Task to complete
Your job is to return every line in the data holding the string "icon".

━━━ Input

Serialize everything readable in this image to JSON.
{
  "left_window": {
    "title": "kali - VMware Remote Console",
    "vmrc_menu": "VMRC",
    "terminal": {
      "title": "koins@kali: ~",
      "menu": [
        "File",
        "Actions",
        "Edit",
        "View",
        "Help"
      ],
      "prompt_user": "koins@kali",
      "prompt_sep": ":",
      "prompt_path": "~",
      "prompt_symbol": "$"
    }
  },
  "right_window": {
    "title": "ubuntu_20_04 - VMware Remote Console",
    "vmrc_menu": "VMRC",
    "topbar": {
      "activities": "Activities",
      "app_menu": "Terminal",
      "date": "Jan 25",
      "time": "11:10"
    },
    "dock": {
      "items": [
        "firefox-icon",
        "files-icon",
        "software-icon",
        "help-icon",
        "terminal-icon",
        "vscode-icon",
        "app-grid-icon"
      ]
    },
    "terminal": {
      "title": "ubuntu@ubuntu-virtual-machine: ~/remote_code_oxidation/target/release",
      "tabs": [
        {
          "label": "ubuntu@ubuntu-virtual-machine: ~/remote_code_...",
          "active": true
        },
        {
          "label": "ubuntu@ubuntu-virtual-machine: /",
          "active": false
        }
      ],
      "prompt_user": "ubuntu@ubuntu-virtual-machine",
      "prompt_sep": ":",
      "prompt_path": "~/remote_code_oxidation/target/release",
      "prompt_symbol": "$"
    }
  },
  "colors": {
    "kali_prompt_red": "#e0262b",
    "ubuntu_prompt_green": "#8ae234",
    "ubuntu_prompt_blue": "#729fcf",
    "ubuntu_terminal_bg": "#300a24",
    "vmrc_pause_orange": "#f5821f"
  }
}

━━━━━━

Solution to this problem
        "firefox-icon",
        "files-icon",
        "software-icon",
        "help-icon",
        "terminal-icon",
        "vscode-icon",
        "app-grid-icon"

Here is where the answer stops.